Copy exactly the last part of the entries, starting from the line with "Give me the" and including the final line.

Segment Start: EXTRACTED ENTRIES

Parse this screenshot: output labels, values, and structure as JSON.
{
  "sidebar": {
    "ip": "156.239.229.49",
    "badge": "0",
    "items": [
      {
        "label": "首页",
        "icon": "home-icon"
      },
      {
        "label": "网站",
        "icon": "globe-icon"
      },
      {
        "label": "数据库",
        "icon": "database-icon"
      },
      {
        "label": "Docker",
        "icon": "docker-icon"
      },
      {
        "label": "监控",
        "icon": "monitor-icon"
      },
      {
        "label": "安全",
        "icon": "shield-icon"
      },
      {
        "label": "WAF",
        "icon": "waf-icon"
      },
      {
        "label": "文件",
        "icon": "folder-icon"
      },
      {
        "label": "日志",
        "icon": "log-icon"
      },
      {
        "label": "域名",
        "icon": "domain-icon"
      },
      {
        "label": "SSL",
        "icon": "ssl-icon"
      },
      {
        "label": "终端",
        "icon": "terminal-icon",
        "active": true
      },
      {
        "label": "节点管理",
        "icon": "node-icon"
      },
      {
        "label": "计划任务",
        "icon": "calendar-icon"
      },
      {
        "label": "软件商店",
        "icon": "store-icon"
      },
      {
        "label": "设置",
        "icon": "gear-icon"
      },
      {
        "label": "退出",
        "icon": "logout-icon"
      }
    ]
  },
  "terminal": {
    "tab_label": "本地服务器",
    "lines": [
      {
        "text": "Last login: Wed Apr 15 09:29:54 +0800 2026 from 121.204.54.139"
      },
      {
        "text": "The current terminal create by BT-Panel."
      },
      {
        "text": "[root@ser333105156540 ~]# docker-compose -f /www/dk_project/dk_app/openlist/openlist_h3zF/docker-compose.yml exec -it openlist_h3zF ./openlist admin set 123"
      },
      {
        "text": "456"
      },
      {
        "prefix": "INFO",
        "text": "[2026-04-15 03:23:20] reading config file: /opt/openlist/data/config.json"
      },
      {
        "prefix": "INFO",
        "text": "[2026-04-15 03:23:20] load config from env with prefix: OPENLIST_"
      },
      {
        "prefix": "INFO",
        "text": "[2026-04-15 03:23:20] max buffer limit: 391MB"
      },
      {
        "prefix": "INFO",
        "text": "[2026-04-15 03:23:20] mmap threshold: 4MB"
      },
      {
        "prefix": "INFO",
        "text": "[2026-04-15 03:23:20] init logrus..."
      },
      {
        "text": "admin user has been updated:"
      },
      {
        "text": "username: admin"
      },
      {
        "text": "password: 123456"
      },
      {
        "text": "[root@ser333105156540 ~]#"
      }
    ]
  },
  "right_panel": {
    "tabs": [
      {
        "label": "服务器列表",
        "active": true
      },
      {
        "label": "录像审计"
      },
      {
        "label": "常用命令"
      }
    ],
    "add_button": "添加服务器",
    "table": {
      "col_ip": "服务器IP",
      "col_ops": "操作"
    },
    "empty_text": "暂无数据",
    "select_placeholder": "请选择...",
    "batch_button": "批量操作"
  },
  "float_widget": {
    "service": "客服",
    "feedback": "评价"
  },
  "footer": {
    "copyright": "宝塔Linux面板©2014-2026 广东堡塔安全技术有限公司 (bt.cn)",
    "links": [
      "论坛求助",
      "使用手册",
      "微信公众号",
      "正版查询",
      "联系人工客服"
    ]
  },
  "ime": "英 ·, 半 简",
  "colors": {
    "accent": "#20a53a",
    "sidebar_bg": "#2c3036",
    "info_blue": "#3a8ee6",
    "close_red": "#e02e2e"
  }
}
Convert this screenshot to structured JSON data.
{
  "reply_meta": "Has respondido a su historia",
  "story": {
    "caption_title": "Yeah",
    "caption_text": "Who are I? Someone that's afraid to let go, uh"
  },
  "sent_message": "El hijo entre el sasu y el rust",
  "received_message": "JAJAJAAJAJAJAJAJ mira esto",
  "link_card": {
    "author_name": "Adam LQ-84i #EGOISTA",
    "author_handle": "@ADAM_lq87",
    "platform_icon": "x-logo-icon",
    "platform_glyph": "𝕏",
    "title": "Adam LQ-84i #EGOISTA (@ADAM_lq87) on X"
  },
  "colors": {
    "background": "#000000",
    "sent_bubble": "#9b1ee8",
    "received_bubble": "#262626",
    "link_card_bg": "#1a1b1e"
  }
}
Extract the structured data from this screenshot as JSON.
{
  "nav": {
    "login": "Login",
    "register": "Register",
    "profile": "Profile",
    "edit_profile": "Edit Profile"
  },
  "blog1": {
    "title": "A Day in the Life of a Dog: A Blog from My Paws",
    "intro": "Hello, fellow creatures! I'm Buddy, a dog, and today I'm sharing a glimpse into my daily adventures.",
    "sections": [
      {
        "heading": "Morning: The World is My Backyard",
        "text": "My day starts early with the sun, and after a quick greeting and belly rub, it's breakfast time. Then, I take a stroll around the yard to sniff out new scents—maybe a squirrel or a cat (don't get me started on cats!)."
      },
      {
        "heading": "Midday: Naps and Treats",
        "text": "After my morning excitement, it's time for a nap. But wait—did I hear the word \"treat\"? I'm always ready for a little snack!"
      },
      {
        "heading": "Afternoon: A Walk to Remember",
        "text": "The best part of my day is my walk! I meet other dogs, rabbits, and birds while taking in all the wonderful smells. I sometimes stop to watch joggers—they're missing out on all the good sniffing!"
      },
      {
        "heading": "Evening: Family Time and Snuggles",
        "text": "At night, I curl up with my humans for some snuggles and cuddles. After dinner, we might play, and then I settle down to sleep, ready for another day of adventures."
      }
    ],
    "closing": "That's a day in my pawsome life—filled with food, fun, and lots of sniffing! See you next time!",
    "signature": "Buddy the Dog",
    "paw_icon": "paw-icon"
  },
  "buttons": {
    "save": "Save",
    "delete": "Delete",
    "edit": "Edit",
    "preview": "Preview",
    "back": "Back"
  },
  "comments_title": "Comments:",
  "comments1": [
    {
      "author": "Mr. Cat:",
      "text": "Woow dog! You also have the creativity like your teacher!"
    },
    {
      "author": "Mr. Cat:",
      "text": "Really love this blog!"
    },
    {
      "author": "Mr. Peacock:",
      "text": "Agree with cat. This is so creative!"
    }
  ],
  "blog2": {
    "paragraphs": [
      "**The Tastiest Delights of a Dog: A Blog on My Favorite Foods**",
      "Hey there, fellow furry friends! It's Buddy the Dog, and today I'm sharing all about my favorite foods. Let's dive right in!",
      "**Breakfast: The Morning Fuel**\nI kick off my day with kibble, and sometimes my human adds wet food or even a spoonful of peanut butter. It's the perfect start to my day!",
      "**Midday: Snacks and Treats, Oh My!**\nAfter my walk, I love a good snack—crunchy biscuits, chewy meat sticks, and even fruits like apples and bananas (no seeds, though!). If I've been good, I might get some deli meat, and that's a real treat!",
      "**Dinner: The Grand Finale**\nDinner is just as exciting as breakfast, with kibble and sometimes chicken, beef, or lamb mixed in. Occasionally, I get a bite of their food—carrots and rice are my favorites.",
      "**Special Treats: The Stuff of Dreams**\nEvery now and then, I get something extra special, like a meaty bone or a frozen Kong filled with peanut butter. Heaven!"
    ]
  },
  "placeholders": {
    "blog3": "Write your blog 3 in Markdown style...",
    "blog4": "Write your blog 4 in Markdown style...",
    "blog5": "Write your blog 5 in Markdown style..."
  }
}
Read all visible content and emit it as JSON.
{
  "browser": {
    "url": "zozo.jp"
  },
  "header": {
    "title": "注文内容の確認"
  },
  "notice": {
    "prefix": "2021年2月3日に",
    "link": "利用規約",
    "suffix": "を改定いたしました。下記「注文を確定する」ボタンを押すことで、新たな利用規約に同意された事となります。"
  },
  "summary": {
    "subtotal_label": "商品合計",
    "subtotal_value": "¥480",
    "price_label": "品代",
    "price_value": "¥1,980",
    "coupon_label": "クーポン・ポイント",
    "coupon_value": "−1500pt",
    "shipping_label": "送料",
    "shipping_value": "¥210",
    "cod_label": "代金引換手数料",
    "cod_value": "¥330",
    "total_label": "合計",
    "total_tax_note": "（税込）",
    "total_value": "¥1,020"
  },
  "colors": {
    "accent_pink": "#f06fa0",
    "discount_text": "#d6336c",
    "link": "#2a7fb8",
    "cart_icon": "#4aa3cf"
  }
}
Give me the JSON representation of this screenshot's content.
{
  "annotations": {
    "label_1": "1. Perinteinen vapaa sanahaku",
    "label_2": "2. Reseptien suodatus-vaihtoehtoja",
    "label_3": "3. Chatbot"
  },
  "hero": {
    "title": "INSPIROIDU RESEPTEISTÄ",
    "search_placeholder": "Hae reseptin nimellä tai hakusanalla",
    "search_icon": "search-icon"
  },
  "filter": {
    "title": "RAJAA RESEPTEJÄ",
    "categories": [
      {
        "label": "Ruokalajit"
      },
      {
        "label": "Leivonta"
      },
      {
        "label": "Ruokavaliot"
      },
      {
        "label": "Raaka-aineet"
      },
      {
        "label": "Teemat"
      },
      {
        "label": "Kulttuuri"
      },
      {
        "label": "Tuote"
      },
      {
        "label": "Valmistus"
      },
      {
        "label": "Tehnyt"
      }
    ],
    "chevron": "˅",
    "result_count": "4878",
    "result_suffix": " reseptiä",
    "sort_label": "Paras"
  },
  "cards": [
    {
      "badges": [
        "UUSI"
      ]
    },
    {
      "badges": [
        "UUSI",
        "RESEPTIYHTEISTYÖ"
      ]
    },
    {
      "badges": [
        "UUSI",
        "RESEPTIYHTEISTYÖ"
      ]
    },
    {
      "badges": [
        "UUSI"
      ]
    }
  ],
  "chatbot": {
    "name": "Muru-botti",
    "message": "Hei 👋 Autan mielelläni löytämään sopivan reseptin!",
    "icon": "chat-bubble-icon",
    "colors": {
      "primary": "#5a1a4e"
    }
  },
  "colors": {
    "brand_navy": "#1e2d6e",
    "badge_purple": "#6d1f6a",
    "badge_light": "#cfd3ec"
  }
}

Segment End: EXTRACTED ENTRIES

ANSWER BELOW —
Give me the JSON representation of this screenshot's content.
{
  "annotations": {
    "label_1": "1. Perinteinen vapaa sanahaku",
    "label_2": "2. Reseptien suodatus-vaihtoehtoja",
    "label_3": "3. Chatbot"
  },
  "hero": {
    "title": "INSPIROIDU RESEPTEISTÄ",
    "search_placeholder": "Hae reseptin nimellä tai hakusanalla",
    "search_icon": "search-icon"
  },
  "filter": {
    "title": "RAJAA RESEPTEJÄ",
    "categories": [
      {
        "label": "Ruokalajit"
      },
      {
        "label": "Leivonta"
      },
      {
        "label": "Ruokavaliot"
      },
      {
        "label": "Raaka-aineet"
      },
      {
        "label": "Teemat"
      },
      {
        "label": "Kulttuuri"
      },
      {
        "label": "Tuote"
      },
      {
        "label": "Valmistus"
      },
      {
        "label": "Tehnyt"
      }
    ],
    "chevron": "˅",
    "result_count": "4878",
    "result_suffix": " reseptiä",
    "sort_label": "Paras"
  },
  "cards": [
    {
      "badges": [
        "UUSI"
      ]
    },
    {
      "badges": [
        "UUSI",
        "RESEPTIYHTEISTYÖ"
      ]
    },
    {
      "badges": [
        "UUSI",
        "RESEPTIYHTEISTYÖ"
      ]
    },
    {
      "badges": [
        "UUSI"
      ]
    }
  ],
  "chatbot": {
    "name": "Muru-botti",
    "message": "Hei 👋 Autan mielelläni löytämään sopivan reseptin!",
    "icon": "chat-bubble-icon",
    "colors": {
      "primary": "#5a1a4e"
    }
  },
  "colors": {
    "brand_navy": "#1e2d6e",
    "badge_purple": "#6d1f6a",
    "badge_light": "#cfd3ec"
  }
}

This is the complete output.